Cold Spring is an awesome place to shop for a loved one. In fact, they may have more gift shops in half a mile than anywhere else in the Hudson Valley. Go to Poor George, if you are looking “for gifts that don’t suck.” (Yes, that’s their motto.) Products include everything from Paddywax hand creams to “Beer, Breakfast of Champions” T-shirts. Kismet at Caryn’s carries clothing and jewelry, delivers balloons, and has a secret garden. Pink Olive’s mission is to help find a gift that will “make you smile.” Supporting that are the You Are Loved line of products and Surprise Care Packages. And main stay The Country Goose and Highland Baskets celebrated 35 years in 2020, and is still making kids of all ages happy, with toys, candy, home goods, and great gift baskets and raffles.
Antiques are still a presence on Main Street, although Arts & Antiques closed in 2020, after 34 years. You can still find gems at The Cold Spring Antique Vault (formerly The Cold Spring Antiques Center), Antique Alley, and Once Upon a Time, where you can also get your doll repaired.
Another casuality of the pandemic was Burkelman, the popular home store, which maintains its flagship in NYC and an online presence. Still, you can fill your home and empty your wallet pretty easily with visits to Cold Spring General Store and The Apothecary. And, keep the blahs out of your at-home work or school space with some fun writing, painting, and drawing goods from Supplies for Creative Living.
For vintage clothing try Vintage Violet and newcomer DamnAged Vintage, where fall signage, keeping with the village’s tweaky tone, announced “Nothing haunts us like the vintage we didn’t buy.” Truer words were never spoken.
Before you head home, make sure to stock up on provisions to remind you of your visit. Go to Cold Spring Cheese Shop for cheese and charcuterie (order platters online, in advance); Spice Revolution for spices, coffee, tea, and sugar; and Flowercup Wine, for wine, spirits, and more.
Brunch: Hudson Hil’s Cafe
Beer: Doug’s Pretty Good Pub
Breakfast: Foundry Cafe
Romantic Dinner: Cathryn’s Tuscan Grille
Hiking: Breakneck Mountain
Contemporary Art: Magazzino Italian Art

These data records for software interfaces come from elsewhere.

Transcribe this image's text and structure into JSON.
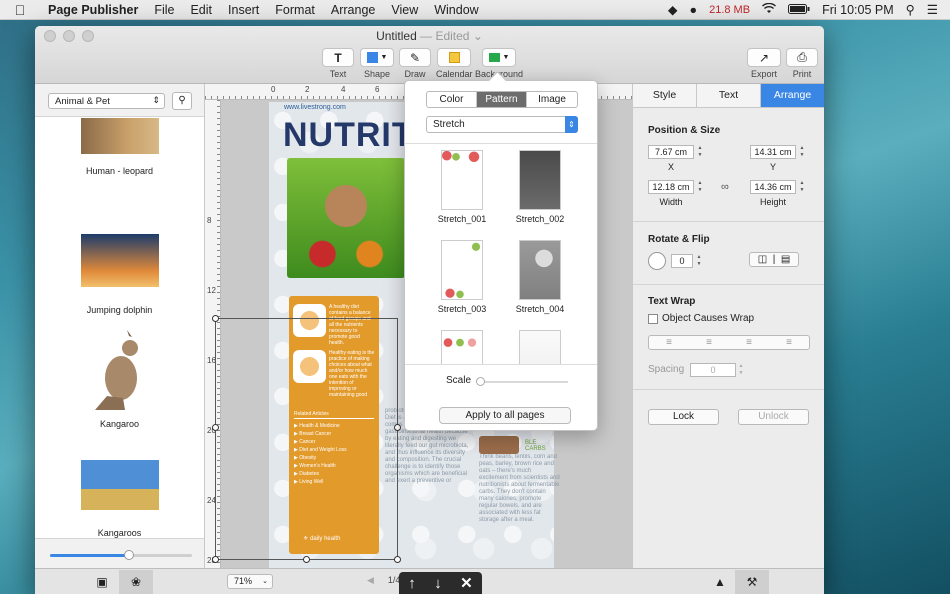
{
  "menubar": {
    "app_name": "Page Publisher",
    "items": [
      "File",
      "Edit",
      "Insert",
      "Format",
      "Arrange",
      "View",
      "Window"
    ],
    "memory": "21.8 MB",
    "clock": "Fri 10:05 PM"
  },
  "window": {
    "title": "Untitled",
    "edited": "— Edited",
    "toolbar": {
      "text": "Text",
      "shape": "Shape",
      "draw": "Draw",
      "calendar": "Calendar",
      "background": "Background",
      "export": "Export",
      "print": "Print"
    }
  },
  "sidebar": {
    "category": "Animal & Pet",
    "items": [
      "Human - leopard",
      "Jumping dolphin",
      "Kangaroo",
      "Kangaroos"
    ],
    "zoom_fraction": 0.56
  },
  "page_content": {
    "url": "www.livestrong.com",
    "headline": "NUTRIT",
    "orange_text_1": "A healthy diet contains a balance of food groups and all the nutrients necessary to promote good health.",
    "orange_text_2": "Healthy eating is the practice of making choices about what and/or how much one eats with the intention of improving or maintaining good",
    "related_title": "Related Articles",
    "related_items": [
      "Health & Medicine",
      "Breast Cancer",
      "Cancer",
      "Diet and Weight Loss",
      "Obesity",
      "Women's Health",
      "Diabetes",
      "Living Well"
    ],
    "footer_brand": "daily health",
    "col1_text": "probiotics in the new future. Diet is a central issue when it comes to preserving our gastrointestinal health because by eating and digesting we literally feed our gut microbiota, and thus influence its diversity and composition. The crucial challenge is to identify those organisms which are beneficial and exert a preventive or",
    "col2_text": "Think beans, lentils, corn and peas, barley, brown rice and oats – there's much excitement from scientists and nutritionists about fermentable carbs. They don't contain many calories, promote regular bowels, and are associated with less fat storage after a meal.",
    "green_label": "BLE CARBS"
  },
  "background_popover": {
    "tabs": [
      "Color",
      "Pattern",
      "Image"
    ],
    "active_tab": "Pattern",
    "mode": "Stretch",
    "tiles": [
      "Stretch_001",
      "Stretch_002",
      "Stretch_003",
      "Stretch_004"
    ],
    "scale_label": "Scale",
    "scale_value": 0,
    "apply_label": "Apply to all pages"
  },
  "inspector": {
    "tabs": [
      "Style",
      "Text",
      "Arrange"
    ],
    "active_tab": "Arrange",
    "position_size_title": "Position & Size",
    "x_value": "7.67 cm",
    "x_label": "X",
    "y_value": "14.31 cm",
    "y_label": "Y",
    "width_value": "12.18 cm",
    "width_label": "Width",
    "height_value": "14.36 cm",
    "height_label": "Height",
    "rotate_title": "Rotate & Flip",
    "rotate_value": "0",
    "text_wrap_title": "Text Wrap",
    "wrap_checkbox": "Object Causes Wrap",
    "spacing_label": "Spacing",
    "spacing_value": "0",
    "lock_label": "Lock",
    "unlock_label": "Unlock"
  },
  "statusbar": {
    "zoom": "71%",
    "page_indicator": "1/4"
  },
  "colors": {
    "accent": "#3a86e4",
    "headline": "#24386a",
    "sidebar_orange": "#e29a2b",
    "memory_red": "#c0262b"
  }
}
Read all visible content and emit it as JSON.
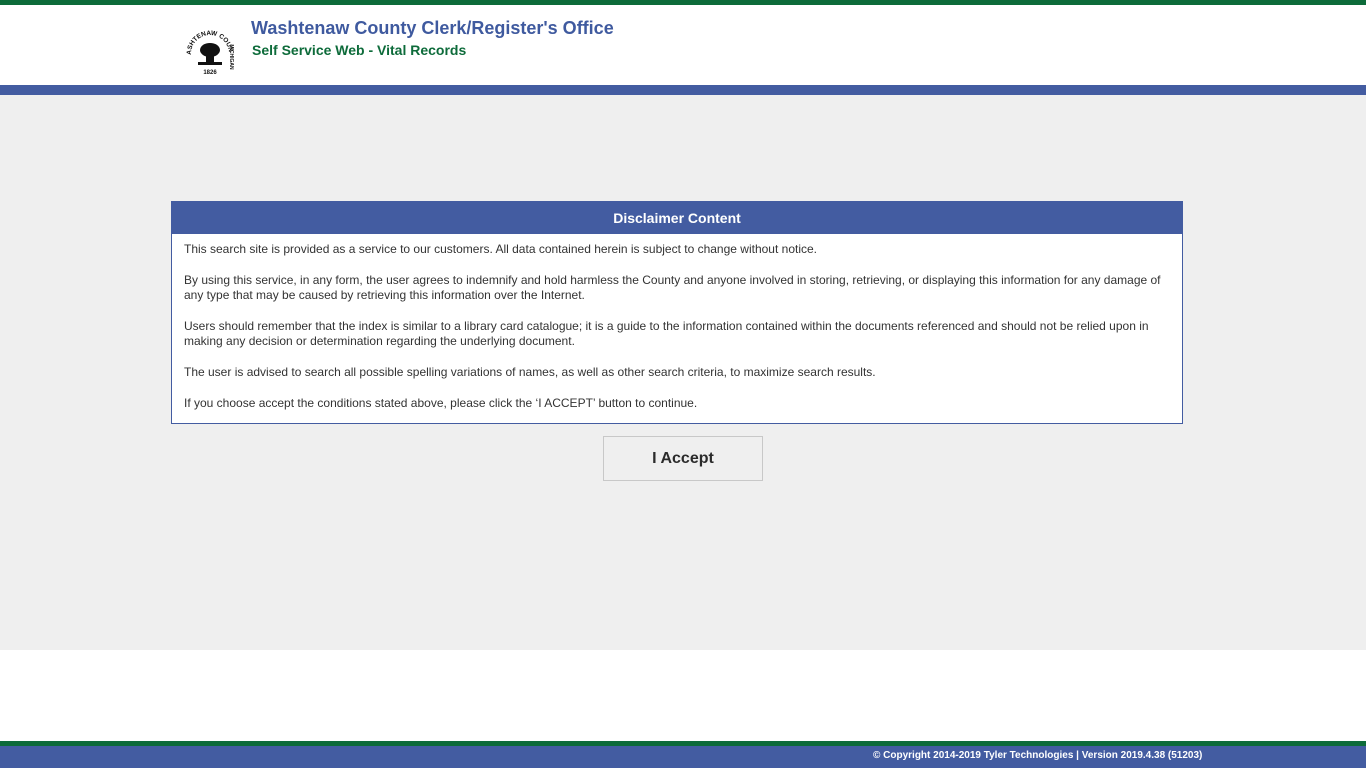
{
  "header": {
    "title": "Washtenaw County Clerk/Register's Office",
    "subtitle": "Self Service Web - Vital Records",
    "logo_text_top": "WASHTENAW COUNTY",
    "logo_text_right": "MICHIGAN",
    "logo_year": "1826",
    "logo_icon": "county-seal-icon"
  },
  "disclaimer": {
    "heading": "Disclaimer Content",
    "paragraphs": [
      "This search site is provided as a service to our customers. All data contained herein is subject to change without notice.",
      "By using this service, in any form, the user agrees to indemnify and hold harmless the County and anyone involved in storing, retrieving, or displaying this information for any damage of any type that may be caused by retrieving this information over the Internet.",
      "Users should remember that the index is similar to a library card catalogue; it is a guide to the information contained within the documents referenced and should not be relied upon in making any decision or determination regarding the underlying document.",
      "The user is advised to search all possible spelling variations of names, as well as other search criteria, to maximize search results.",
      "If you choose accept the conditions stated above, please click the ‘I ACCEPT’ button to continue."
    ]
  },
  "accept_button": {
    "label": "I Accept"
  },
  "footer": {
    "copyright": "© Copyright 2014-2019 Tyler Technologies | Version 2019.4.38 (51203)"
  },
  "colors": {
    "brand_blue": "#435ca1",
    "title_blue": "#3f5a9f",
    "brand_green": "#0d6b3a",
    "main_background": "#efefef"
  }
}
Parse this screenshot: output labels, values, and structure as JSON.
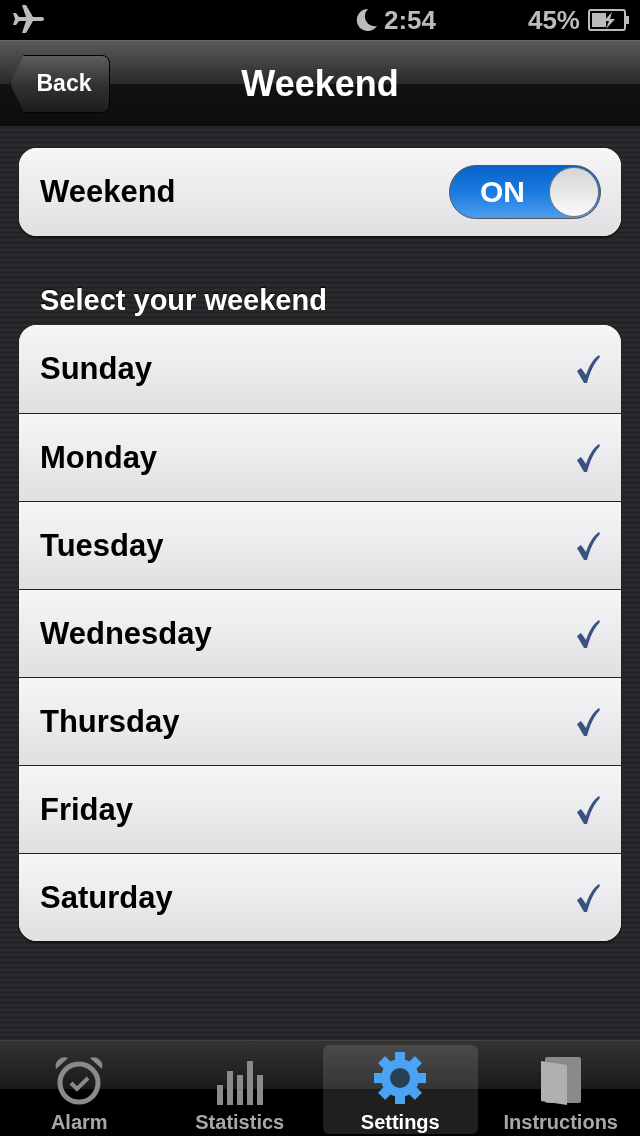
{
  "status_bar": {
    "time": "2:54",
    "battery": "45%"
  },
  "nav": {
    "back": "Back",
    "title": "Weekend"
  },
  "weekend_setting": {
    "label": "Weekend",
    "toggle_text": "ON",
    "on": true
  },
  "section_header": "Select your weekend",
  "days": [
    {
      "label": "Sunday",
      "checked": true
    },
    {
      "label": "Monday",
      "checked": true
    },
    {
      "label": "Tuesday",
      "checked": true
    },
    {
      "label": "Wednesday",
      "checked": true
    },
    {
      "label": "Thursday",
      "checked": true
    },
    {
      "label": "Friday",
      "checked": true
    },
    {
      "label": "Saturday",
      "checked": true
    }
  ],
  "tabs": [
    {
      "label": "Alarm",
      "kind": "alarm",
      "selected": false
    },
    {
      "label": "Statistics",
      "kind": "stats",
      "selected": false
    },
    {
      "label": "Settings",
      "kind": "settings",
      "selected": true
    },
    {
      "label": "Instructions",
      "kind": "book",
      "selected": false
    }
  ]
}
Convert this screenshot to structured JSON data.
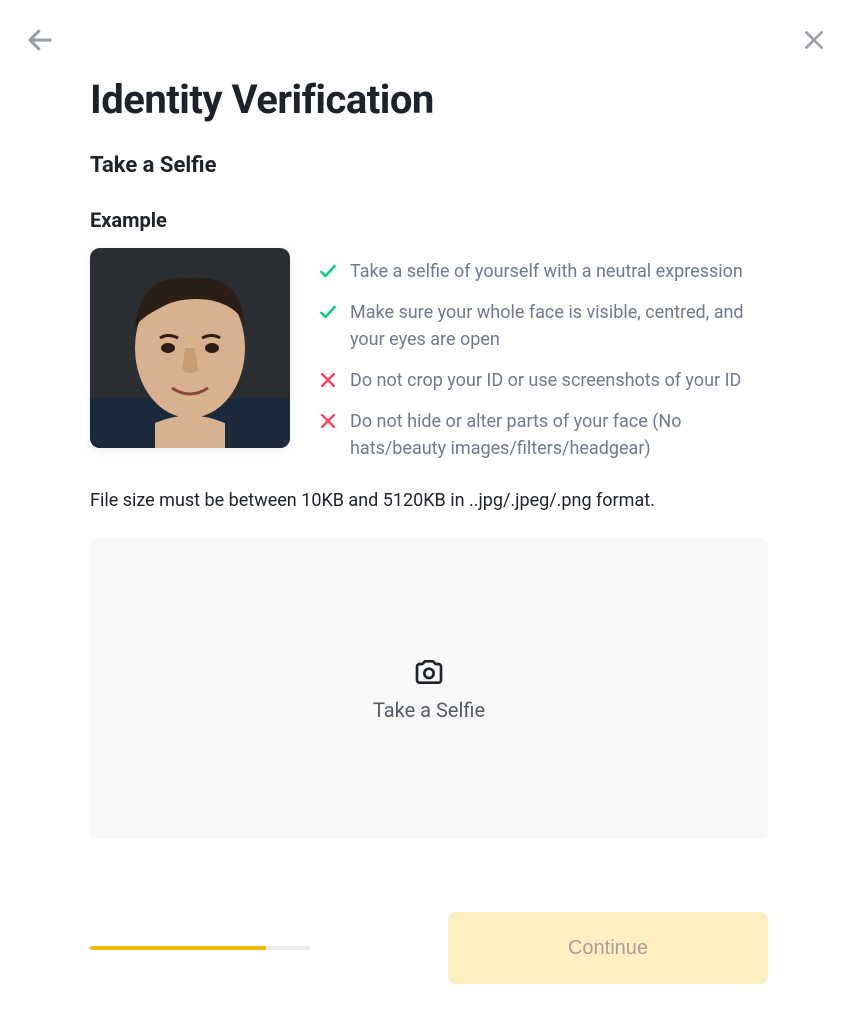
{
  "header": {
    "title": "Identity Verification"
  },
  "step": {
    "subheading": "Take a Selfie",
    "example_label": "Example"
  },
  "rules": [
    {
      "ok": true,
      "text": "Take a selfie of yourself with a neutral expression"
    },
    {
      "ok": true,
      "text": "Make sure your whole face is visible, centred, and your eyes are open"
    },
    {
      "ok": false,
      "text": "Do not crop your ID or use screenshots of your ID"
    },
    {
      "ok": false,
      "text": "Do not hide or alter parts of your face (No hats/beauty images/filters/headgear)"
    }
  ],
  "file_note": "File size must be between 10KB and 5120KB in ..jpg/.jpeg/.png format.",
  "upload": {
    "label": "Take a Selfie"
  },
  "footer": {
    "continue_label": "Continue",
    "progress_percent": 80
  },
  "colors": {
    "accent": "#f0b90b",
    "ok": "#0ecb81",
    "bad": "#f6465d"
  }
}
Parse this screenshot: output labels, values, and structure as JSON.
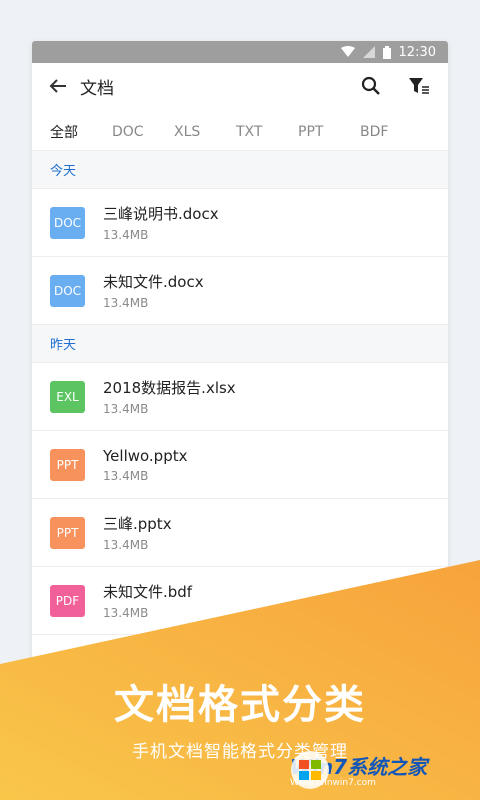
{
  "status": {
    "time": "12:30"
  },
  "toolbar": {
    "title": "文档",
    "back_icon": "arrow-left-icon",
    "search_icon": "search-icon",
    "filter_icon": "filter-icon"
  },
  "tabs": [
    "全部",
    "DOC",
    "XLS",
    "TXT",
    "PPT",
    "BDF"
  ],
  "sections": [
    {
      "label": "今天",
      "files": [
        {
          "badge": "DOC",
          "color": "#6aaef2",
          "name": "三峰说明书.docx",
          "size": "13.4MB"
        },
        {
          "badge": "DOC",
          "color": "#6aaef2",
          "name": "未知文件.docx",
          "size": "13.4MB"
        }
      ]
    },
    {
      "label": "昨天",
      "files": [
        {
          "badge": "EXL",
          "color": "#5cc460",
          "name": "2018数据报告.xlsx",
          "size": "13.4MB"
        },
        {
          "badge": "PPT",
          "color": "#f7925c",
          "name": "Yellwo.pptx",
          "size": "13.4MB"
        },
        {
          "badge": "PPT",
          "color": "#f7925c",
          "name": "三峰.pptx",
          "size": "13.4MB"
        },
        {
          "badge": "PDF",
          "color": "#f2609a",
          "name": "未知文件.bdf",
          "size": "13.4MB"
        }
      ]
    }
  ],
  "promo": {
    "headline": "文档格式分类",
    "subline": "手机文档智能格式分类管理"
  },
  "watermark": {
    "brand": "Win7系统之家",
    "site": "Www.Winwin7.com"
  }
}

Riverside Cocktail: Riverview
Scenic Walk: Dockside Park
Burger: Cold Spring Depot
Ice Cream: Moo Moo’s Creamery
While Nyack is home to exceptional shopping year-round, Nyack’s Winter Wanderland is a seasonal experience that’s bringing the community together to shop safely through the end of February. The ongoing winter event is designed to support small businesses during the slower, colder months by encouraging sidewalk shopping with festive lights, warm fire pits, music, and hearty food and hot drinks. Here are five stores to stop at during Wanderland, and the rest of the year.
Plant and lifestyle shop Bridge Street Botanicals offers a variety of houseplants to take home, handmade pottery, CBD products, and incense.
At Squash Blossom on Burd Street, you’ll find one of the largest collections of authentic Native American jewelry and crafts on the East Coast.
On South Broadway, it’s hard to miss the vibrant blue and yellow storefront at Pickwick Book Shop, the only lasting independent brick and mortar bookstore in Rockland County, open since 1945.
A new addition to the South Broadway scene is Abigail Rose & Lily Too, a clothing shop for women and children that relocated from nearby Piermont in August 2020. The store is run by Abigail and Lily Chapin (the namesake inspiration for their mother who opened the store in 1987), who also tour as working musicians with their band, The Chapin Sisters.
Next door is boutique Maria Luisa and neighboring satellite sister store ML by Maria Luisa. The shops carry everything from women’s clothing to candles to children’s toys, and ML focuses specifically on bringing in eco-friendly, fair trade, and handmade goods.